Component data from apps and pages
=== Begin Enclosure ===
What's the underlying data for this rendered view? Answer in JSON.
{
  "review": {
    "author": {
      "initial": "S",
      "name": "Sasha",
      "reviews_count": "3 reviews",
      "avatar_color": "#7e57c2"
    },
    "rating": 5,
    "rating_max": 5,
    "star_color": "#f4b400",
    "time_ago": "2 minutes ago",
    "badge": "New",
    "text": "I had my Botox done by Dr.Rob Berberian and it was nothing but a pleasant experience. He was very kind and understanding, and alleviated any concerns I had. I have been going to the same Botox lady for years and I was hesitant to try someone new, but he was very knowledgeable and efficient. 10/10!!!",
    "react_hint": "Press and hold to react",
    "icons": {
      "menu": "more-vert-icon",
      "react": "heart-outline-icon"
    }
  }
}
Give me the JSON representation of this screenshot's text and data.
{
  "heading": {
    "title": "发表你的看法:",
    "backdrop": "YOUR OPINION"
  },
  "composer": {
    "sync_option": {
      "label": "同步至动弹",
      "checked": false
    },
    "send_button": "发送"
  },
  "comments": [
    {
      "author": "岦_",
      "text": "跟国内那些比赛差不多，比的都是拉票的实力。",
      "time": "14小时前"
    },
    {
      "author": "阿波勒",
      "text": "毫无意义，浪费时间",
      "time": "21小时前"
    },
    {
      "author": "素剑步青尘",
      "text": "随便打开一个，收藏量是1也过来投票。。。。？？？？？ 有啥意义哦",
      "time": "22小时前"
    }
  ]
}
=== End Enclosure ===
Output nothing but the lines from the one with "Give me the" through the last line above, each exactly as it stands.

• **Exercise output**:
Give me the JSON representation of this screenshot's text and data.
{
  "heading": {
    "title": "发表你的看法:",
    "backdrop": "YOUR OPINION"
  },
  "composer": {
    "sync_option": {
      "label": "同步至动弹",
      "checked": false
    },
    "send_button": "发送"
  },
  "comments": [
    {
      "author": "岦_",
      "text": "跟国内那些比赛差不多，比的都是拉票的实力。",
      "time": "14小时前"
    },
    {
      "author": "阿波勒",
      "text": "毫无意义，浪费时间",
      "time": "21小时前"
    },
    {
      "author": "素剑步青尘",
      "text": "随便打开一个，收藏量是1也过来投票。。。。？？？？？ 有啥意义哦",
      "time": "22小时前"
    }
  ]
}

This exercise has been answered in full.